Increased consumption of streamed content on connected TVs has fueled a surge in 4K UHD and HDR formatting among OTT providers, which has created competitive pressure on cable and broadcast outlets to follow suit. Nearly all original content produced by Netflix and Amazon is now offered in UHD, much of it enhanced with HDR. As of mid-2018, Netflix said 30% of its subscribers worldwide had opted for its higher priced 4K/HDR service tier. Other global OTT providers of 4K and HDR-enhanced 4K content include Disney+, Hulu, Apple TV+, FandangoNOW, and YouTube.
Taking the First Step: How One Post House Scaled Operations to Capture New Business
Breaking away from the familiar is always challenging. Is the risk worth the reward? Changing post-production workflows you are familiar with, from media giants to independent post houses, can test the logistical limits of your projects. However, solutions do exist that can smooth the transition to cloud-based workflows. The crucial role Dalet plays in helping customers thrive in this new environment is illustrated by the London-based post-production company Smoke and Mirrors (S&M), now Tag Collective.
Tag Collective needed to find a cost-effective way to scale operations to better pursue business opportunities. This had to be done in the context of addressing ever more complex business rules for content quality control, effective transcoding and distribution while reducing administrative overhead, retiring aging legacy systems, and removing the bottlenecks imposed by tape-based operations. Implementation of an automated, intelligent task management was made possible thanks to Dalet Flex’s configurable post-production workflows. Data-driven workflows tied to over 100 scripted actions curtailed human error and duplication with a far more agile approach to executing changes, resulting in an average 85% reduction in project completion times.

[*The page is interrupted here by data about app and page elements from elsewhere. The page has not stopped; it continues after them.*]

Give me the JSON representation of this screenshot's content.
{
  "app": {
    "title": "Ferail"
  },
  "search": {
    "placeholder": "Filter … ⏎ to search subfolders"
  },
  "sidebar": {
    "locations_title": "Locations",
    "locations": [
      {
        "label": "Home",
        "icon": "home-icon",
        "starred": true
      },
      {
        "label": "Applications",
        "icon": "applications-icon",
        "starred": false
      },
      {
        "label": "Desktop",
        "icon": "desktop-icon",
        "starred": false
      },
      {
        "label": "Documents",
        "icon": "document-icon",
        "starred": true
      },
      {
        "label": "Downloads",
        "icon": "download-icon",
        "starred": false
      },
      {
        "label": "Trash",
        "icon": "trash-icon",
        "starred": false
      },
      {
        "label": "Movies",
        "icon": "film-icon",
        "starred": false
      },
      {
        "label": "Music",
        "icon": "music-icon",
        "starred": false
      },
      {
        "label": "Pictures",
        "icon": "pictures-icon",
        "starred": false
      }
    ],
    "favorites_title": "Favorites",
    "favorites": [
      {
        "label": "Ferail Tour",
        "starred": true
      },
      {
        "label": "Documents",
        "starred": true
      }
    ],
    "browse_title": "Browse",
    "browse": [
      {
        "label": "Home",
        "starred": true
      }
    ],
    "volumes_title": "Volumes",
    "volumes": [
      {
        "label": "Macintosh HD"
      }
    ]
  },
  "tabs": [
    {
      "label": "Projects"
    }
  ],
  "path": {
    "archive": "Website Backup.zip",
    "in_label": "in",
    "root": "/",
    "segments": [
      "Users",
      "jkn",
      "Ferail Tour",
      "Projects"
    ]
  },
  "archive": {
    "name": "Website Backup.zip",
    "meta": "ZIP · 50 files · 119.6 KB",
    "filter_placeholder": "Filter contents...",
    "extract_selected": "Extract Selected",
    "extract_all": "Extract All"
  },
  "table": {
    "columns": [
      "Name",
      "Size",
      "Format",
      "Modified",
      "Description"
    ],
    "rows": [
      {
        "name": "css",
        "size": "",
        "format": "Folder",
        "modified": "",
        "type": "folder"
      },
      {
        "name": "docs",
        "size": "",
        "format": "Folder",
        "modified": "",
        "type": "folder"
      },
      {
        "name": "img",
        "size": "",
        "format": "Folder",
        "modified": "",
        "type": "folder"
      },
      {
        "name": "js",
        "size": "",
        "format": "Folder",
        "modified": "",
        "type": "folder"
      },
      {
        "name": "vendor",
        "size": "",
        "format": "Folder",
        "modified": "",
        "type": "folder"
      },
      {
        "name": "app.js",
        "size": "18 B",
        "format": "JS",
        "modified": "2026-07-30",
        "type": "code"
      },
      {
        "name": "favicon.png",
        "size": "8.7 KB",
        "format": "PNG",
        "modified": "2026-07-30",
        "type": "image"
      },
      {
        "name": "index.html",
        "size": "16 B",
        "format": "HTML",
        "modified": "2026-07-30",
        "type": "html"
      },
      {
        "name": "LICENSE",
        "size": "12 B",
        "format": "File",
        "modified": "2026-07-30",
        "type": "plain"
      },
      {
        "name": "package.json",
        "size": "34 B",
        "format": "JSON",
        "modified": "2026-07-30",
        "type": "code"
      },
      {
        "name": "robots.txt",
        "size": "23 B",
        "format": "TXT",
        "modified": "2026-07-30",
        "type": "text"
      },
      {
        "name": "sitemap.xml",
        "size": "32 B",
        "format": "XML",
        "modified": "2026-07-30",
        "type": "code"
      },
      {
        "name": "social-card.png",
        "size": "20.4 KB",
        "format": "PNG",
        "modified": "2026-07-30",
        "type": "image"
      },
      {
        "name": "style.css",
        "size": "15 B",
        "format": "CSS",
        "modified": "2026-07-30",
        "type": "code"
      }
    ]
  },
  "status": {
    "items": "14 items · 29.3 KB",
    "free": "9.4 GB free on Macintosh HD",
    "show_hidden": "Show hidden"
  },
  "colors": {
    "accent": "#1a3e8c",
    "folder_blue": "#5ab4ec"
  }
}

What It Takes to Evolve Your Post-Production Workflow
This is but one example of how the new post-production workflow feels native with the Dalet Flex platform and integrated tools. Dalet Flex also offers freedom to create content supply chains perfectly matched to a studio’s or production house’s needs. Such adaptability is vital to updating post-production workflows, as seen in Dalet Flex and in the high-performance transcoding flexibility of Dalet AmberFin, a highly scalable, media processing platform for video/image, audio, and subtitle/caption processing. Eliminating the need to create multiple versions of content allows significant reductions in storage space and optimized management for multiple distribution outlets. This scalability is essential in meeting the tight time-to-market deadlines imposed with all types of video content entering post-production workflows, including non-linear as well as live programming.
Evolve or Perish: The Future of Post-Production Workflow
When searching for your own next step forward in updating your post-production workflow, Dalet Flex supports the automation and orchestration essential for successful post-production operations designed for the premium video marketplace. Dalet Flex can run on commodity appliances across any combination of private and public clouds to support workflows involving any combination of remote and centralized inputs. There’s no better way to accommodate today’s market and its remote team working behind-the-scenes in content delivery than with implementation of Dalet Flex, together with Dalet AmberFin. Success can be achieved for your media productions at minimal initial and ongoing operational costs compared to any other approach, ensuring customers will be able to reap the benefits for years to come.